** TASK DESCRIPTION **
What is needed is an exact copy of the data below, pictures excluded.

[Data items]

——————————

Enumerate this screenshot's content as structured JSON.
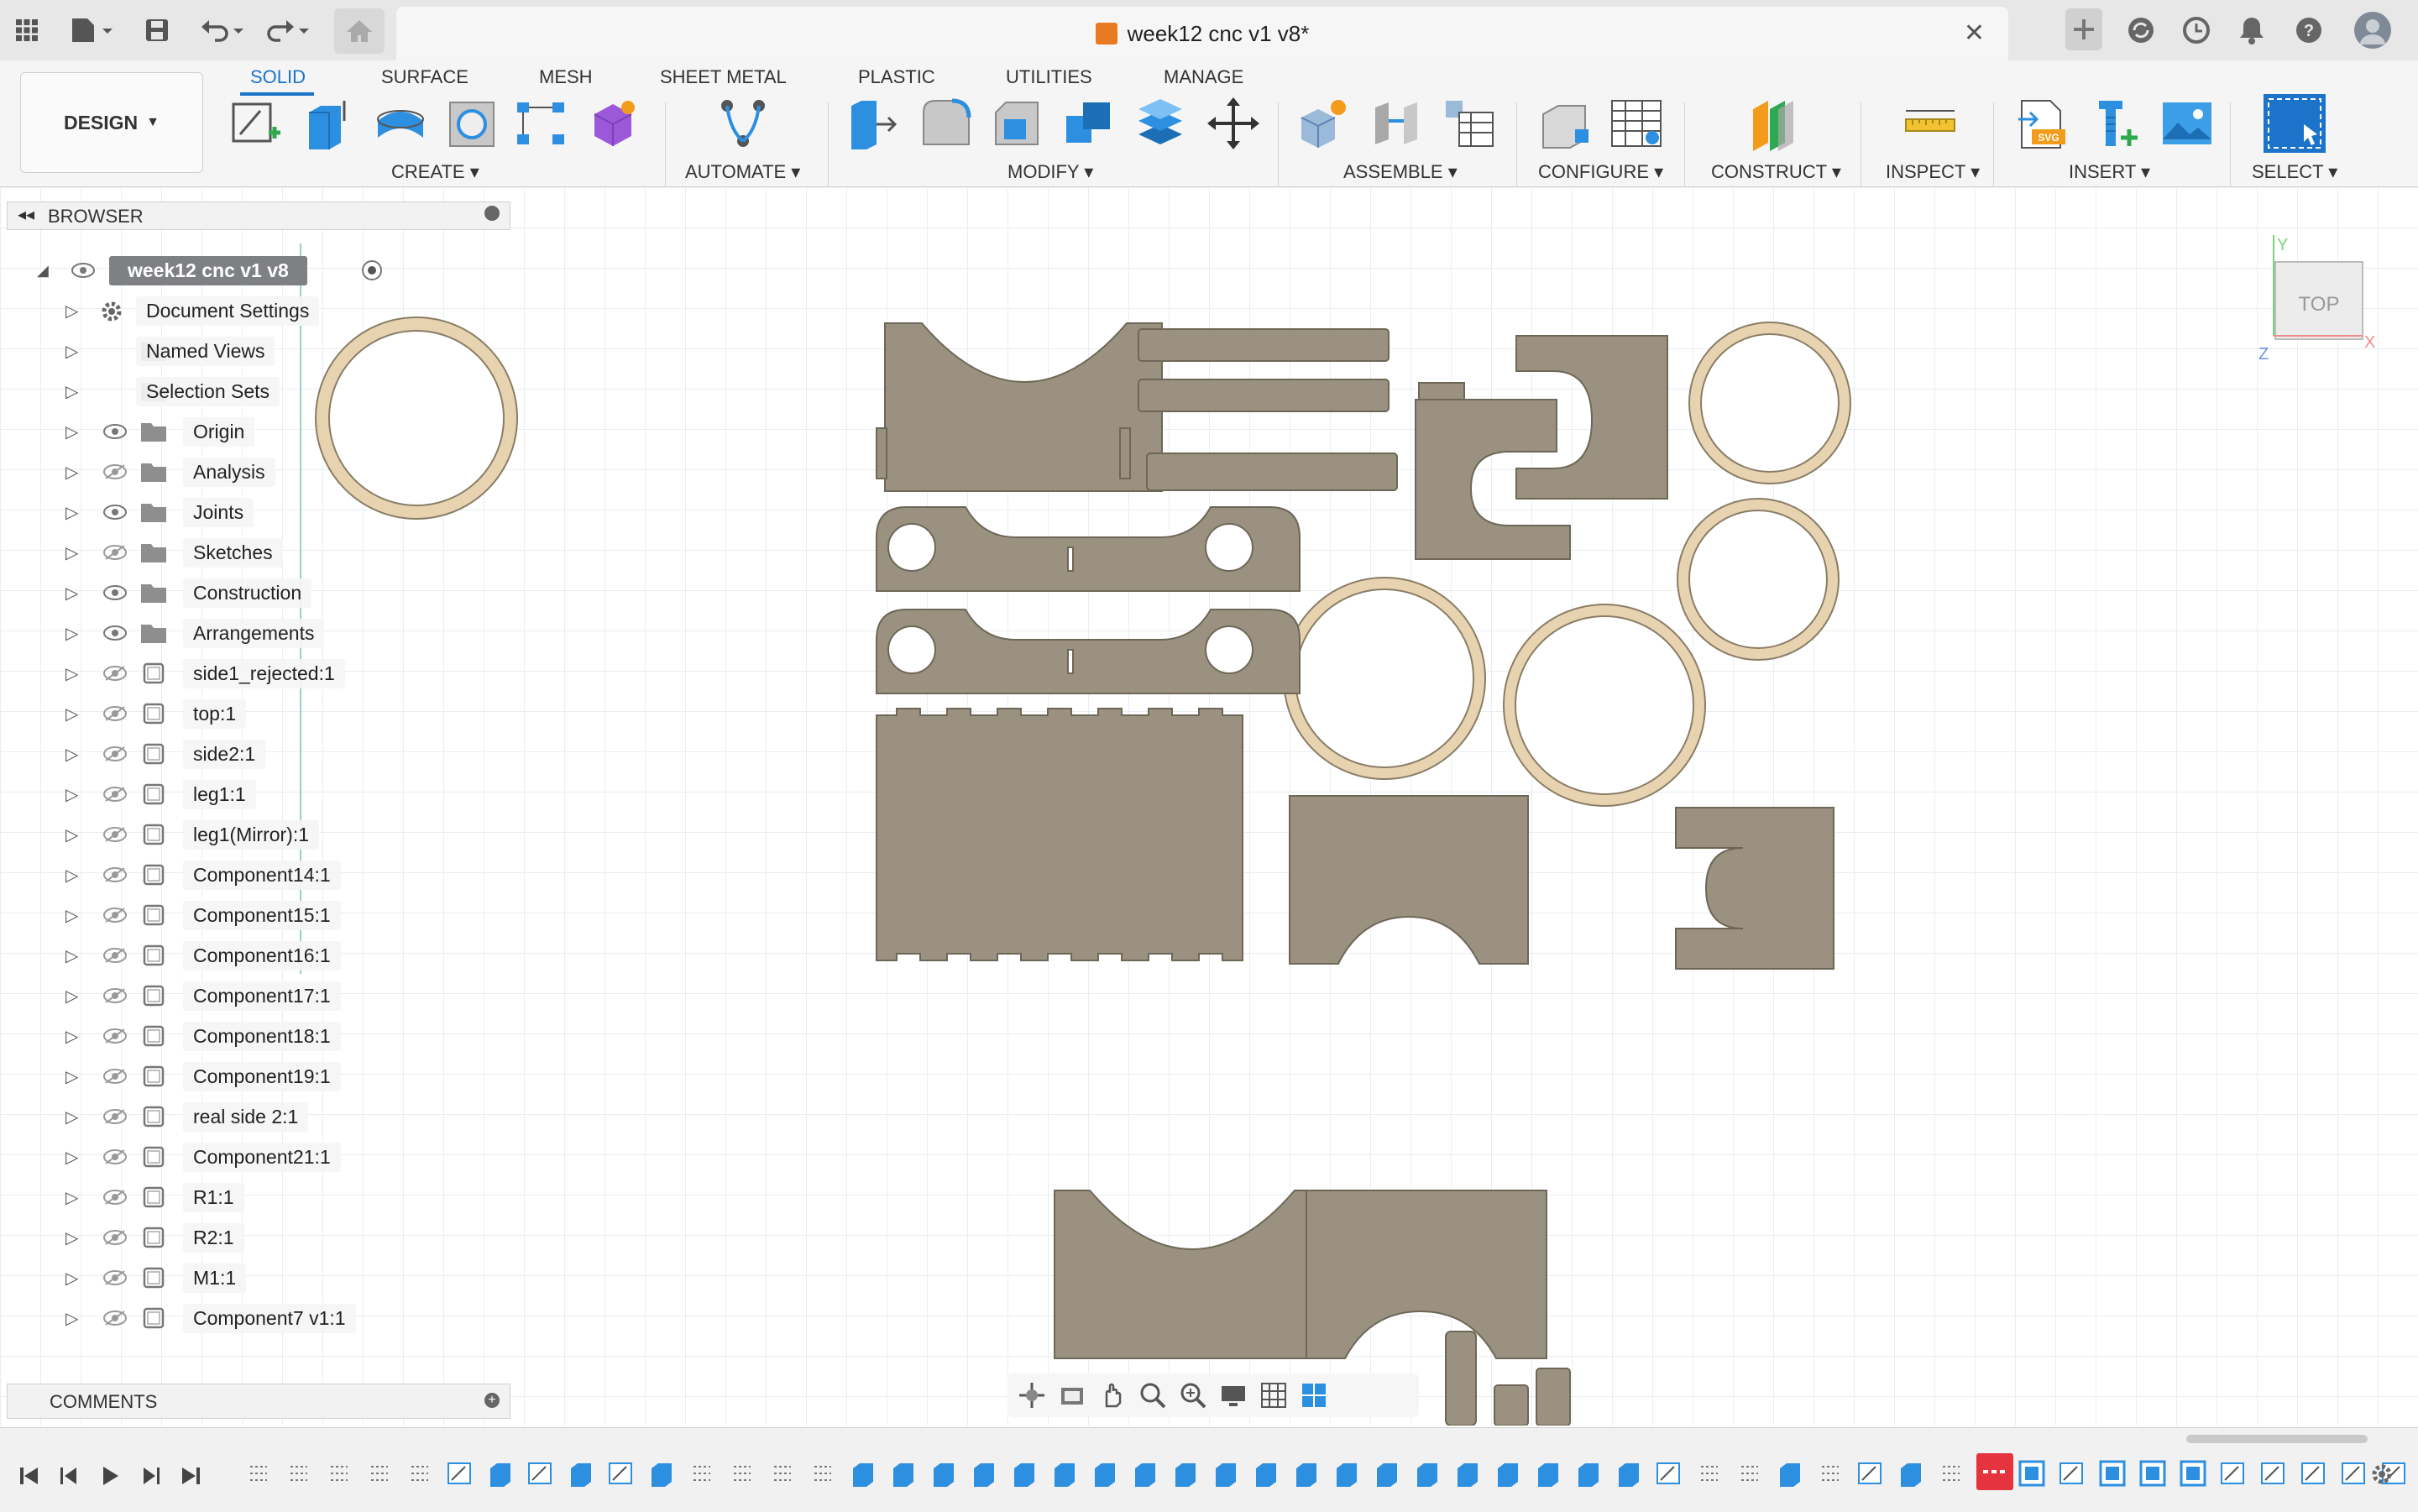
{
  "window": {
    "document_title": "week12 cnc v1 v8*",
    "close_glyph": "✕"
  },
  "ribbon": {
    "workspace_label": "DESIGN",
    "tabs": [
      {
        "label": "SOLID",
        "active": true
      },
      {
        "label": "SURFACE",
        "active": false
      },
      {
        "label": "MESH",
        "active": false
      },
      {
        "label": "SHEET METAL",
        "active": false
      },
      {
        "label": "PLASTIC",
        "active": false
      },
      {
        "label": "UTILITIES",
        "active": false
      },
      {
        "label": "MANAGE",
        "active": false
      }
    ],
    "groups": [
      {
        "label": "CREATE ▾"
      },
      {
        "label": "AUTOMATE ▾"
      },
      {
        "label": "MODIFY ▾"
      },
      {
        "label": "ASSEMBLE ▾"
      },
      {
        "label": "CONFIGURE ▾"
      },
      {
        "label": "CONSTRUCT ▾"
      },
      {
        "label": "INSPECT ▾"
      },
      {
        "label": "INSERT ▾"
      },
      {
        "label": "SELECT ▾"
      }
    ]
  },
  "browser": {
    "title": "BROWSER",
    "root": "week12 cnc v1 v8",
    "items": [
      {
        "label": "Document Settings",
        "icon": "gear-icon"
      },
      {
        "label": "Named Views",
        "icon": "folder-icon"
      },
      {
        "label": "Selection Sets",
        "icon": "folder-icon"
      },
      {
        "label": "Origin",
        "icon": "folder-icon",
        "visible": true
      },
      {
        "label": "Analysis",
        "icon": "folder-icon",
        "visible": false
      },
      {
        "label": "Joints",
        "icon": "folder-icon",
        "visible": true
      },
      {
        "label": "Sketches",
        "icon": "folder-icon",
        "visible": false
      },
      {
        "label": "Construction",
        "icon": "folder-icon",
        "visible": true
      },
      {
        "label": "Arrangements",
        "icon": "folder-icon",
        "visible": true
      },
      {
        "label": "side1_rejected:1",
        "icon": "component-icon",
        "visible": false
      },
      {
        "label": "top:1",
        "icon": "component-icon",
        "visible": false
      },
      {
        "label": "side2:1",
        "icon": "component-icon",
        "visible": false
      },
      {
        "label": "leg1:1",
        "icon": "component-icon",
        "visible": false
      },
      {
        "label": "leg1(Mirror):1",
        "icon": "component-icon",
        "visible": false
      },
      {
        "label": "Component14:1",
        "icon": "component-icon",
        "visible": false
      },
      {
        "label": "Component15:1",
        "icon": "component-icon",
        "visible": false
      },
      {
        "label": "Component16:1",
        "icon": "component-icon",
        "visible": false
      },
      {
        "label": "Component17:1",
        "icon": "component-icon",
        "visible": false
      },
      {
        "label": "Component18:1",
        "icon": "component-icon",
        "visible": false
      },
      {
        "label": "Component19:1",
        "icon": "component-icon",
        "visible": false
      },
      {
        "label": "real side 2:1",
        "icon": "component-icon",
        "visible": false
      },
      {
        "label": "Component21:1",
        "icon": "component-icon",
        "visible": false
      },
      {
        "label": "R1:1",
        "icon": "component-icon",
        "visible": false
      },
      {
        "label": "R2:1",
        "icon": "component-icon",
        "visible": false
      },
      {
        "label": "M1:1",
        "icon": "component-icon",
        "visible": false
      },
      {
        "label": "Component7 v1:1",
        "icon": "component-icon",
        "visible": false
      }
    ]
  },
  "comments": {
    "title": "COMMENTS"
  },
  "viewcube": {
    "face_label": "TOP",
    "x_label": "X",
    "y_label": "Y",
    "z_label": "Z"
  },
  "colors": {
    "accent": "#1b74c9",
    "plywood": "#9a9180",
    "ring": "#e7d3b0",
    "timeline_marker": "#e5343d"
  }
}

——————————

** WORKED SOLUTION **
Enumerate this screenshot's content as structured JSON.
{
  "window": {
    "document_title": "week12 cnc v1 v8*",
    "close_glyph": "✕"
  },
  "ribbon": {
    "workspace_label": "DESIGN",
    "tabs": [
      {
        "label": "SOLID",
        "active": true
      },
      {
        "label": "SURFACE",
        "active": false
      },
      {
        "label": "MESH",
        "active": false
      },
      {
        "label": "SHEET METAL",
        "active": false
      },
      {
        "label": "PLASTIC",
        "active": false
      },
      {
        "label": "UTILITIES",
        "active": false
      },
      {
        "label": "MANAGE",
        "active": false
      }
    ],
    "groups": [
      {
        "label": "CREATE ▾"
      },
      {
        "label": "AUTOMATE ▾"
      },
      {
        "label": "MODIFY ▾"
      },
      {
        "label": "ASSEMBLE ▾"
      },
      {
        "label": "CONFIGURE ▾"
      },
      {
        "label": "CONSTRUCT ▾"
      },
      {
        "label": "INSPECT ▾"
      },
      {
        "label": "INSERT ▾"
      },
      {
        "label": "SELECT ▾"
      }
    ]
  },
  "browser": {
    "title": "BROWSER",
    "root": "week12 cnc v1 v8",
    "items": [
      {
        "label": "Document Settings",
        "icon": "gear-icon"
      },
      {
        "label": "Named Views",
        "icon": "folder-icon"
      },
      {
        "label": "Selection Sets",
        "icon": "folder-icon"
      },
      {
        "label": "Origin",
        "icon": "folder-icon",
        "visible": true
      },
      {
        "label": "Analysis",
        "icon": "folder-icon",
        "visible": false
      },
      {
        "label": "Joints",
        "icon": "folder-icon",
        "visible": true
      },
      {
        "label": "Sketches",
        "icon": "folder-icon",
        "visible": false
      },
      {
        "label": "Construction",
        "icon": "folder-icon",
        "visible": true
      },
      {
        "label": "Arrangements",
        "icon": "folder-icon",
        "visible": true
      },
      {
        "label": "side1_rejected:1",
        "icon": "component-icon",
        "visible": false
      },
      {
        "label": "top:1",
        "icon": "component-icon",
        "visible": false
      },
      {
        "label": "side2:1",
        "icon": "component-icon",
        "visible": false
      },
      {
        "label": "leg1:1",
        "icon": "component-icon",
        "visible": false
      },
      {
        "label": "leg1(Mirror):1",
        "icon": "component-icon",
        "visible": false
      },
      {
        "label": "Component14:1",
        "icon": "component-icon",
        "visible": false
      },
      {
        "label": "Component15:1",
        "icon": "component-icon",
        "visible": false
      },
      {
        "label": "Component16:1",
        "icon": "component-icon",
        "visible": false
      },
      {
        "label": "Component17:1",
        "icon": "component-icon",
        "visible": false
      },
      {
        "label": "Component18:1",
        "icon": "component-icon",
        "visible": false
      },
      {
        "label": "Component19:1",
        "icon": "component-icon",
        "visible": false
      },
      {
        "label": "real side 2:1",
        "icon": "component-icon",
        "visible": false
      },
      {
        "label": "Component21:1",
        "icon": "component-icon",
        "visible": false
      },
      {
        "label": "R1:1",
        "icon": "component-icon",
        "visible": false
      },
      {
        "label": "R2:1",
        "icon": "component-icon",
        "visible": false
      },
      {
        "label": "M1:1",
        "icon": "component-icon",
        "visible": false
      },
      {
        "label": "Component7 v1:1",
        "icon": "component-icon",
        "visible": false
      }
    ]
  },
  "comments": {
    "title": "COMMENTS"
  },
  "viewcube": {
    "face_label": "TOP",
    "x_label": "X",
    "y_label": "Y",
    "z_label": "Z"
  },
  "colors": {
    "accent": "#1b74c9",
    "plywood": "#9a9180",
    "ring": "#e7d3b0",
    "timeline_marker": "#e5343d"
  }
}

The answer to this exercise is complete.